◆ GOAL OF THE EXERCISE:
In the records that follow, find each line with the word "dxLicense" and copy it.

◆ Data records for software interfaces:
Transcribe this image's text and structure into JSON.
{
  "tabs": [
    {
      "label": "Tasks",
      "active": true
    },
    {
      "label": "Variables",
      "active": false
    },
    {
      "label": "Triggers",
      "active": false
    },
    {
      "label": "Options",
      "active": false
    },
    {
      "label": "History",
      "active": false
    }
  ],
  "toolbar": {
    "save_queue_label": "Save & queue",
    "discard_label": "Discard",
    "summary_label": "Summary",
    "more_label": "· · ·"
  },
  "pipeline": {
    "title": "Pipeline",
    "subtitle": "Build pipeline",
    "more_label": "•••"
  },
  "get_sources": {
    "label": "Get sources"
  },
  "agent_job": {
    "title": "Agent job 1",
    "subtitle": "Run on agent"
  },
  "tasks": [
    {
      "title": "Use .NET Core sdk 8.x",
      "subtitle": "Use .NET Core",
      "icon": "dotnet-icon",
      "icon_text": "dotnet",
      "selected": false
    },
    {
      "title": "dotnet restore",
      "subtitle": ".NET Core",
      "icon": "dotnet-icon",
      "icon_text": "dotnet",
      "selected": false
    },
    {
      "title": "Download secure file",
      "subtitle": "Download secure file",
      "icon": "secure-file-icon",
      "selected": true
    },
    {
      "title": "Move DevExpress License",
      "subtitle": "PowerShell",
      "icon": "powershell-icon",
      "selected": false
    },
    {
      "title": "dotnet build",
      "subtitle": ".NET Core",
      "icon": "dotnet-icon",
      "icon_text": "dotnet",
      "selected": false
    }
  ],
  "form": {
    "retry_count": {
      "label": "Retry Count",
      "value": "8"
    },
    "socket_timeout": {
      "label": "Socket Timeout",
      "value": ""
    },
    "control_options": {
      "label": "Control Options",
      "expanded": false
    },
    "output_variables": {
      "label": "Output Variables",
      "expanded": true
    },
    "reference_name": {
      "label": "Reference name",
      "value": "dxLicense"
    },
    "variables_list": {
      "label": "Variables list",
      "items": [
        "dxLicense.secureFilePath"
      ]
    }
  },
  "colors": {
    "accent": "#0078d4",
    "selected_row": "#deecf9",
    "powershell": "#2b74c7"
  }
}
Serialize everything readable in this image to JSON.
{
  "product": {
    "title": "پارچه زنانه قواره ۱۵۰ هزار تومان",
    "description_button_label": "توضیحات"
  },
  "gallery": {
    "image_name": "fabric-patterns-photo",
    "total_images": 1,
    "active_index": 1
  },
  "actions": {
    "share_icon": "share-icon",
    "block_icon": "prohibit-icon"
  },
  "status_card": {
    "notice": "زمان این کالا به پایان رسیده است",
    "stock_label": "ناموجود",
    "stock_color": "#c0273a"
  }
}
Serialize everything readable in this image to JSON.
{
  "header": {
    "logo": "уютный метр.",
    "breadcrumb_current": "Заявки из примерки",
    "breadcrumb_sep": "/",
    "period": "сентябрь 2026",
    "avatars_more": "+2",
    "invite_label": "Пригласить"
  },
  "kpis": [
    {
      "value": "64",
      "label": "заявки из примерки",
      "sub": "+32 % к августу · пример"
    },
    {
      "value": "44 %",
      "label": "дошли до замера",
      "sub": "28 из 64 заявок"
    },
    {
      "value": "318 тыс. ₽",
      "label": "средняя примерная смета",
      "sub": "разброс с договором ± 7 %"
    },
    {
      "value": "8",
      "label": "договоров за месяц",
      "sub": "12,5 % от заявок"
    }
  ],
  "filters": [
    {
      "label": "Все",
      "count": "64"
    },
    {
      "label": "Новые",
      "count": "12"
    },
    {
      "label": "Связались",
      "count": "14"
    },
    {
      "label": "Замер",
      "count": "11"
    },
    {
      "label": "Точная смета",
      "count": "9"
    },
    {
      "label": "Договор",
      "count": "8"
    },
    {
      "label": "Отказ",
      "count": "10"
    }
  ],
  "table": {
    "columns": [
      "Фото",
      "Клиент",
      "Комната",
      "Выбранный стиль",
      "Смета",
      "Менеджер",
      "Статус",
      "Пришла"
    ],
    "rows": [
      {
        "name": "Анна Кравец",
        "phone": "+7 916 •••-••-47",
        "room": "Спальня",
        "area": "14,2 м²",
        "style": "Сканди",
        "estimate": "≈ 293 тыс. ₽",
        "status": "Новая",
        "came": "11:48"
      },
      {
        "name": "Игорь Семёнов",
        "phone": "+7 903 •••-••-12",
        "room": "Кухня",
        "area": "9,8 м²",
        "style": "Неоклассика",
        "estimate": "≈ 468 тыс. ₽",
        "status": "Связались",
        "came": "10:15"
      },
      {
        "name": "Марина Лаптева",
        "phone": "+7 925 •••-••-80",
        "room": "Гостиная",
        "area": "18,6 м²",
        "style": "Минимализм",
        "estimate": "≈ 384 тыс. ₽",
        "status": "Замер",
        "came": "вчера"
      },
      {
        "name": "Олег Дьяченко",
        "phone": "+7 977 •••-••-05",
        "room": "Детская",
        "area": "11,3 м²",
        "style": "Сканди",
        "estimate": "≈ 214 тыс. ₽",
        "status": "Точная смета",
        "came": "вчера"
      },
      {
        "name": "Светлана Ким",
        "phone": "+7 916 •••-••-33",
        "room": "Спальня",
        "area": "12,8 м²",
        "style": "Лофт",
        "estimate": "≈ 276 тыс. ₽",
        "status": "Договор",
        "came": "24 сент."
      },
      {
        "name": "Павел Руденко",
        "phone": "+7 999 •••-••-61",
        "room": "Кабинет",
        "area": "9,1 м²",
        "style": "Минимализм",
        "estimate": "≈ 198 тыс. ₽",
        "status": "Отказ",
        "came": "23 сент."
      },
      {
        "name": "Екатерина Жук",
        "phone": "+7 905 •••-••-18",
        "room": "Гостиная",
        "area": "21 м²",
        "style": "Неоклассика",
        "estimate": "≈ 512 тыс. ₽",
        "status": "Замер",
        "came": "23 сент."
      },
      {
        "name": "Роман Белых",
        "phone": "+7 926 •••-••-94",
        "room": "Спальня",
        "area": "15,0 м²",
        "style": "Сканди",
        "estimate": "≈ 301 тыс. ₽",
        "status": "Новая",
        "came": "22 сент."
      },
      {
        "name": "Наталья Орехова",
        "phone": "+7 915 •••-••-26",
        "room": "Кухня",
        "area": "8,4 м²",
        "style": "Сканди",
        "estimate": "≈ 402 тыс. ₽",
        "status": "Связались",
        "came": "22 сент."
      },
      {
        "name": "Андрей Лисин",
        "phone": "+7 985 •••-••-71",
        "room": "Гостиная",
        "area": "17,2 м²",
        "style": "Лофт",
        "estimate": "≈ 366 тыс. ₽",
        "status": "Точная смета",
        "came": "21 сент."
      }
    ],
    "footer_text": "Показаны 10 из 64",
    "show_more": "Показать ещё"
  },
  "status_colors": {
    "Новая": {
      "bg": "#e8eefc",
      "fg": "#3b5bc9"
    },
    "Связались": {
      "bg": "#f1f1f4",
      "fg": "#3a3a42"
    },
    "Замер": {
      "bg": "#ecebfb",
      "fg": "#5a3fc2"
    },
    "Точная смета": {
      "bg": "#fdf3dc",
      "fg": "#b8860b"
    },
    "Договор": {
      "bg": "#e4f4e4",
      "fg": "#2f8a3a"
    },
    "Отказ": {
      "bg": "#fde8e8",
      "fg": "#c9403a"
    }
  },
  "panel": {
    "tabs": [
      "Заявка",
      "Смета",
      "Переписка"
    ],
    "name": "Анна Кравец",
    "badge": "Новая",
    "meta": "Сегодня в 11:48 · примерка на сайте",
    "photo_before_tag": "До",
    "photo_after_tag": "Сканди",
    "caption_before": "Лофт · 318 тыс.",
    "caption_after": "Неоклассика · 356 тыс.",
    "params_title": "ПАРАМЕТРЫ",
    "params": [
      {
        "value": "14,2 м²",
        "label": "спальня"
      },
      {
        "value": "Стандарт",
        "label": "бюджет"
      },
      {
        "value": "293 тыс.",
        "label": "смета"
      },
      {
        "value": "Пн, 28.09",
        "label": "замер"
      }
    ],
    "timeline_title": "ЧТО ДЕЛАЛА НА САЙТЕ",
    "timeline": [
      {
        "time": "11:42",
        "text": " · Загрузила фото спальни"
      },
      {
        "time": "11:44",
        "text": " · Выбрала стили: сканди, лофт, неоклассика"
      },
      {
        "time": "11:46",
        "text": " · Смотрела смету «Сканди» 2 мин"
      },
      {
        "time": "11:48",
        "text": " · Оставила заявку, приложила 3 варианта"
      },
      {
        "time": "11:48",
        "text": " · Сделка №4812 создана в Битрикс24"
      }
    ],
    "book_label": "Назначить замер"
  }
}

◆ TASK ANSWER:
      "value": "dxLicense"
        "dxLicense.secureFilePath"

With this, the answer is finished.